- TASK DATA -

------------------------------------

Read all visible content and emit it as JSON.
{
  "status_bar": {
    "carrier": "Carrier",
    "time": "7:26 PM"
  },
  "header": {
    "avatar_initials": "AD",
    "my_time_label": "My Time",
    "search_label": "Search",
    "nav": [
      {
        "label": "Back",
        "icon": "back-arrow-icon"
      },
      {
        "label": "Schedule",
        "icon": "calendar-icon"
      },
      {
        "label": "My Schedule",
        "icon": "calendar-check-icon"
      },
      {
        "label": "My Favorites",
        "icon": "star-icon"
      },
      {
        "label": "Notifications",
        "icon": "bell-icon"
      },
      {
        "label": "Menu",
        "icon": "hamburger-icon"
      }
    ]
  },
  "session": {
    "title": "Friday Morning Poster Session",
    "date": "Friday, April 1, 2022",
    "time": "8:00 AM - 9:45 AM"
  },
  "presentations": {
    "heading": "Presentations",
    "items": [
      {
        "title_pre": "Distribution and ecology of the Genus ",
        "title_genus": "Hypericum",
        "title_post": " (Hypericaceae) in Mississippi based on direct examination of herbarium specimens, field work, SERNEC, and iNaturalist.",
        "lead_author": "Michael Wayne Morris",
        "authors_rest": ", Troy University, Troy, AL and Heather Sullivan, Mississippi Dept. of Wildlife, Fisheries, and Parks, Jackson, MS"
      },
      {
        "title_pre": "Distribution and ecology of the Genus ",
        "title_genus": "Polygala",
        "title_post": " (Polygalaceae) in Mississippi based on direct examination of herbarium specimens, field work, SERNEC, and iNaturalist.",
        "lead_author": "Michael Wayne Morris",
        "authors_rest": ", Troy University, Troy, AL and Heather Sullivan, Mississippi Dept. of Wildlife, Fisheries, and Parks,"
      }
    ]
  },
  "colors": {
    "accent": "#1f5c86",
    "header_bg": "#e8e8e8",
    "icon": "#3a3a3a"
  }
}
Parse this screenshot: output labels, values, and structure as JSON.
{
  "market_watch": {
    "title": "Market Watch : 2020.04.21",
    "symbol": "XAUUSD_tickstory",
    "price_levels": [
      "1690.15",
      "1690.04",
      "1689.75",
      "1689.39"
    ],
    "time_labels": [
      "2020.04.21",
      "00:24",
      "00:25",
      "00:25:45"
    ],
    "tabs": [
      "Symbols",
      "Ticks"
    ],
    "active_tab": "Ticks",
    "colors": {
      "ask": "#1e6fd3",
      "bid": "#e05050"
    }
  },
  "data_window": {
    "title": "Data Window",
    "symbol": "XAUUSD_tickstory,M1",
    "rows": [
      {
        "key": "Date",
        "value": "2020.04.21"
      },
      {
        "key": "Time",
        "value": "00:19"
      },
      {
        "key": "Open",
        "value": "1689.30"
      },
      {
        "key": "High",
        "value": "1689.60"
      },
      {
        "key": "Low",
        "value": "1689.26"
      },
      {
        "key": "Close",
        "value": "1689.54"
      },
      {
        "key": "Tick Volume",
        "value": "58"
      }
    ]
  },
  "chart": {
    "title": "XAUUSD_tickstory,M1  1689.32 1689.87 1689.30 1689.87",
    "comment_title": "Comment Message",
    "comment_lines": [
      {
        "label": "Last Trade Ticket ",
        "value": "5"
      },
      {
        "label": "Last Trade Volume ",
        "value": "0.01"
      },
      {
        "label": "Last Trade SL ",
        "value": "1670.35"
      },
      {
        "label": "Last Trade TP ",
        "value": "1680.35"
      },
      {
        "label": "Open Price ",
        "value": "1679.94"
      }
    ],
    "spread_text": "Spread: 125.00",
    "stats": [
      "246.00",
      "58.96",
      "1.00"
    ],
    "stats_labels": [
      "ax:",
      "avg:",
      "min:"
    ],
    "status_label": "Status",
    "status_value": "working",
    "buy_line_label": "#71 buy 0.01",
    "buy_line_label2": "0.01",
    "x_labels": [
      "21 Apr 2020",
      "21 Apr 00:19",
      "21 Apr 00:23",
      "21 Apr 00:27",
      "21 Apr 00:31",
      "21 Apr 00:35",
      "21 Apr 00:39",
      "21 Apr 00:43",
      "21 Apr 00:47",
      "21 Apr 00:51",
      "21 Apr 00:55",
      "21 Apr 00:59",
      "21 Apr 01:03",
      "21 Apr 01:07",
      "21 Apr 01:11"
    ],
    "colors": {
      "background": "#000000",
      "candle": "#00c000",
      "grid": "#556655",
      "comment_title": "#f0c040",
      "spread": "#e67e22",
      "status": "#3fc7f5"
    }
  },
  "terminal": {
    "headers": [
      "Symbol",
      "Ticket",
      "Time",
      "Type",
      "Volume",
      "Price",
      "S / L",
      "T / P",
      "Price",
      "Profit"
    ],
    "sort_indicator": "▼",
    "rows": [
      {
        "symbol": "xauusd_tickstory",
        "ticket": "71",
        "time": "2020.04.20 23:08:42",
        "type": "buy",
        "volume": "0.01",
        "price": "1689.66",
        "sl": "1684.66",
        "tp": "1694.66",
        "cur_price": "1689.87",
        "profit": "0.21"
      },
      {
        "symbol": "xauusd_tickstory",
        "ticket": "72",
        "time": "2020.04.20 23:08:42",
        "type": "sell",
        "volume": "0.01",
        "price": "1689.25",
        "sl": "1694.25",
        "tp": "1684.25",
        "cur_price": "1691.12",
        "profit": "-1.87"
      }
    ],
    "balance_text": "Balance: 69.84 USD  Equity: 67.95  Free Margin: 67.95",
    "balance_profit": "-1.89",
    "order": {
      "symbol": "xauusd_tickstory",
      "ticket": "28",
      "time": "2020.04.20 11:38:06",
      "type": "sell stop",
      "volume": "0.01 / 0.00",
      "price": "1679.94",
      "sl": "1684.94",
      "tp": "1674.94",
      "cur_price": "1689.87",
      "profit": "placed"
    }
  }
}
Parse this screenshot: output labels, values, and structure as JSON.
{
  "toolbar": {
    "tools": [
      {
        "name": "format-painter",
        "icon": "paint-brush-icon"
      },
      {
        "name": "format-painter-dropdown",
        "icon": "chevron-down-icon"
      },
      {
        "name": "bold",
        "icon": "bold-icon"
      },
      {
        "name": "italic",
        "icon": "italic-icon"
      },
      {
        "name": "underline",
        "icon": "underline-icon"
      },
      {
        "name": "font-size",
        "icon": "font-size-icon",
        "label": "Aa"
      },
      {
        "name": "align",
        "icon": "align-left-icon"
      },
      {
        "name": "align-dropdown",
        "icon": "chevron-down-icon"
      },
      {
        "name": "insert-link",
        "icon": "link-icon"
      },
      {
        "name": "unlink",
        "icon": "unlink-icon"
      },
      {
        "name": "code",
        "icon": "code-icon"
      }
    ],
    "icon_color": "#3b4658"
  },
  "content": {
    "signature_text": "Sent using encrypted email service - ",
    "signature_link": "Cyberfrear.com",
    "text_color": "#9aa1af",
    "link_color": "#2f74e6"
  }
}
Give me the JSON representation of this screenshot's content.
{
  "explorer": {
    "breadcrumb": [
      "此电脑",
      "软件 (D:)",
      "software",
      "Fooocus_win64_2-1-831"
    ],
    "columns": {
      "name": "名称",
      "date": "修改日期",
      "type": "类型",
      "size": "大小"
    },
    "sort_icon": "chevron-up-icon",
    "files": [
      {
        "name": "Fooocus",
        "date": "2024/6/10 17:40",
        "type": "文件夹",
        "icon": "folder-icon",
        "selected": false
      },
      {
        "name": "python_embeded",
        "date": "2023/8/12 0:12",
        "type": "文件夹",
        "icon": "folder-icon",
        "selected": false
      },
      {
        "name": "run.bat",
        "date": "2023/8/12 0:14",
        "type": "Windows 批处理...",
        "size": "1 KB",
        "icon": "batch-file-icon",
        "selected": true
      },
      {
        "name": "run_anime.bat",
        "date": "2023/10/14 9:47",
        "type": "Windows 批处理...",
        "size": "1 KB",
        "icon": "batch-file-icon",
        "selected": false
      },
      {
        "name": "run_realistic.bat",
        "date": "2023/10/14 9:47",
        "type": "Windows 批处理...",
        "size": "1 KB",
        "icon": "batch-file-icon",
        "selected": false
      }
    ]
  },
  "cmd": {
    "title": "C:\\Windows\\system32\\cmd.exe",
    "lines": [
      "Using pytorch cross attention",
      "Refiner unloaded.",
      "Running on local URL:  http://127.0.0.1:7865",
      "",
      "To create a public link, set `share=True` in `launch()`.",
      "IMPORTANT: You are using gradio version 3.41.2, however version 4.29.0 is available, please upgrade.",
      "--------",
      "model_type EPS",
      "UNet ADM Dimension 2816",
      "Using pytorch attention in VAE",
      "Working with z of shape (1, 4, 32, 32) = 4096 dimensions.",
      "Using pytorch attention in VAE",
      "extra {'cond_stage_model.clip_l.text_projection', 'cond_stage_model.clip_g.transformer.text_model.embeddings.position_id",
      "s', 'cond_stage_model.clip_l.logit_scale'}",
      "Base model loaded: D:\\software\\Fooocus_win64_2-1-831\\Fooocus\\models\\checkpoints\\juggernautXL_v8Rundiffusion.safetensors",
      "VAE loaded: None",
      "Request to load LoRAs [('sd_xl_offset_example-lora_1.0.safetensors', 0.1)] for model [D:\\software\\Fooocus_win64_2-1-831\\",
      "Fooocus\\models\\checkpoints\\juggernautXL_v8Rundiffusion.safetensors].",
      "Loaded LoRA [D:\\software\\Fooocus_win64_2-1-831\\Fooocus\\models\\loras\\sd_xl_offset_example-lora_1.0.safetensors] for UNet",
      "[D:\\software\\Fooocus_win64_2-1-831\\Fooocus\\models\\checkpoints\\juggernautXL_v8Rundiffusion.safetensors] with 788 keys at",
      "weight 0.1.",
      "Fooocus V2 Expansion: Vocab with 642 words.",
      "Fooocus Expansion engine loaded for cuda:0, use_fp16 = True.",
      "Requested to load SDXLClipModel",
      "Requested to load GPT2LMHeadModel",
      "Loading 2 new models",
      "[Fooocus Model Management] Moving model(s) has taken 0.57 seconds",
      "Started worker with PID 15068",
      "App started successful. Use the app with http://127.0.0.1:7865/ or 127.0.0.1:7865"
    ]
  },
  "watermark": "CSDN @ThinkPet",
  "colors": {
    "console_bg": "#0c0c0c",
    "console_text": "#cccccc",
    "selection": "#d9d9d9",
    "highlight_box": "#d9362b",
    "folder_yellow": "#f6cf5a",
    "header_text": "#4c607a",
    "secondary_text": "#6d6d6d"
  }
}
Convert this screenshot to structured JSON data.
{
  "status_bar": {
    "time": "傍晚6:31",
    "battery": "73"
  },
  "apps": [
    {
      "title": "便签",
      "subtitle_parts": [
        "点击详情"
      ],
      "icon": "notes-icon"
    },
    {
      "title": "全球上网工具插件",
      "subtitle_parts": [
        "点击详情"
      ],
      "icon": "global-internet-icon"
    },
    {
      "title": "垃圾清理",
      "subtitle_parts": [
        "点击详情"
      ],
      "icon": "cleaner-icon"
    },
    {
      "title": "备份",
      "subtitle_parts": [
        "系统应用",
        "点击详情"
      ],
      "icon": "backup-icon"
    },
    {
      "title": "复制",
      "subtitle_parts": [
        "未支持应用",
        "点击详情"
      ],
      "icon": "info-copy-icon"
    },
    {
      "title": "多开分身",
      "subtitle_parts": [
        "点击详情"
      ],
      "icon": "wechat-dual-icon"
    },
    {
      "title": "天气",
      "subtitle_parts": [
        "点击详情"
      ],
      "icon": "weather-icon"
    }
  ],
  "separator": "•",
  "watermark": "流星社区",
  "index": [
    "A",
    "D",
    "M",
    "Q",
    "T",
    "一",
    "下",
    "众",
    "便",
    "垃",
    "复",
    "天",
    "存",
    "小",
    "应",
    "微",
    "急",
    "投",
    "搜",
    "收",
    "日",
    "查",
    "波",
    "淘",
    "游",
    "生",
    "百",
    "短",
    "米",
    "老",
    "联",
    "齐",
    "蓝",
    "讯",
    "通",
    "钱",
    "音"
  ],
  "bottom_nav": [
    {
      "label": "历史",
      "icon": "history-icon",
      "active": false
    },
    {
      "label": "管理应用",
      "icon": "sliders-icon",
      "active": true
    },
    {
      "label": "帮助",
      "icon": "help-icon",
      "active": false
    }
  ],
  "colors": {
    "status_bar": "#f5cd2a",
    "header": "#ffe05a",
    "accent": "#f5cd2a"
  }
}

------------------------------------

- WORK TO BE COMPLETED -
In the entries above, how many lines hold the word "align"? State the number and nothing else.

- RESPONSE TO THIS TASK -
3